--- TO DO ---
Pull each line containing "flags" from the data.
--- RECORDS FOR THE TASK ---
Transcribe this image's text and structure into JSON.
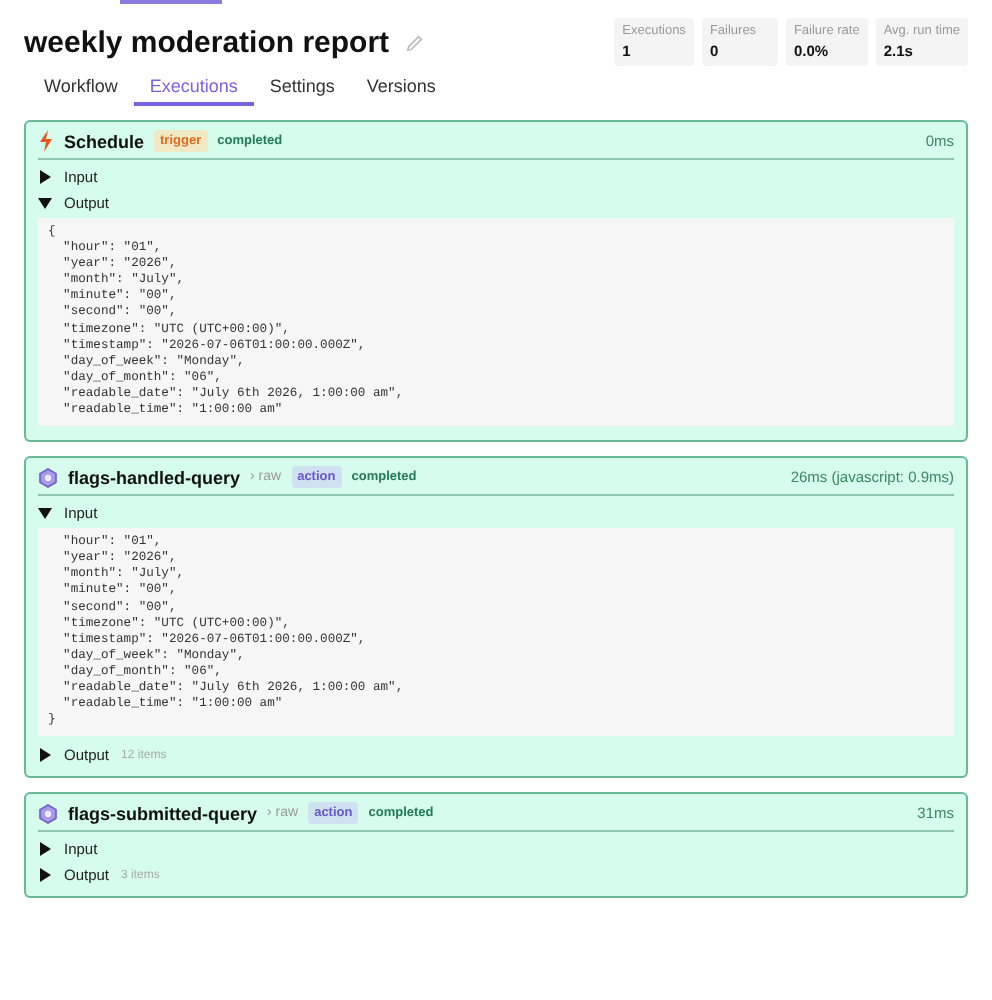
{
  "title": "weekly moderation report",
  "stats": [
    {
      "label": "Executions",
      "value": "1"
    },
    {
      "label": "Failures",
      "value": "0"
    },
    {
      "label": "Failure rate",
      "value": "0.0%"
    },
    {
      "label": "Avg. run time",
      "value": "2.1s"
    }
  ],
  "tabs": [
    {
      "label": "Workflow",
      "selected": false
    },
    {
      "label": "Executions",
      "selected": true
    },
    {
      "label": "Settings",
      "selected": false
    },
    {
      "label": "Versions",
      "selected": false
    }
  ],
  "steps": [
    {
      "kind": "trigger",
      "name": "Schedule",
      "badge": "trigger",
      "status": "completed",
      "duration": "0ms",
      "sections": [
        {
          "label": "Input",
          "expanded": false
        },
        {
          "label": "Output",
          "expanded": true,
          "code": [
            "{",
            "  \"hour\": \"01\",",
            "  \"year\": \"2026\",",
            "  \"month\": \"July\",",
            "  \"minute\": \"00\",",
            "  \"second\": \"00\",",
            "  \"timezone\": \"UTC (UTC+00:00)\",",
            "  \"timestamp\": \"2026-07-06T01:00:00.000Z\",",
            "  \"day_of_week\": \"Monday\",",
            "  \"day_of_month\": \"06\",",
            "  \"readable_date\": \"July 6th 2026, 1:00:00 am\",",
            "  \"readable_time\": \"1:00:00 am\""
          ]
        }
      ]
    },
    {
      "kind": "action",
      "name": "flags-handled-query",
      "raw": "› raw",
      "badge": "action",
      "status": "completed",
      "duration": "26ms (javascript: 0.9ms)",
      "sections": [
        {
          "label": "Input",
          "expanded": true,
          "code": [
            "  \"hour\": \"01\",",
            "  \"year\": \"2026\",",
            "  \"month\": \"July\",",
            "  \"minute\": \"00\",",
            "  \"second\": \"00\",",
            "  \"timezone\": \"UTC (UTC+00:00)\",",
            "  \"timestamp\": \"2026-07-06T01:00:00.000Z\",",
            "  \"day_of_week\": \"Monday\",",
            "  \"day_of_month\": \"06\",",
            "  \"readable_date\": \"July 6th 2026, 1:00:00 am\",",
            "  \"readable_time\": \"1:00:00 am\"",
            "}"
          ]
        },
        {
          "label": "Output",
          "expanded": false,
          "count": "12 items"
        }
      ]
    },
    {
      "kind": "action",
      "name": "flags-submitted-query",
      "raw": "› raw",
      "badge": "action",
      "status": "completed",
      "duration": "31ms",
      "sections": [
        {
          "label": "Input",
          "expanded": false
        },
        {
          "label": "Output",
          "expanded": false,
          "count": "3 items"
        }
      ]
    }
  ]
}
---
--- SOLUTION TO THIS TASK ---
      "name": "flags-handled-query",
      "name": "flags-submitted-query",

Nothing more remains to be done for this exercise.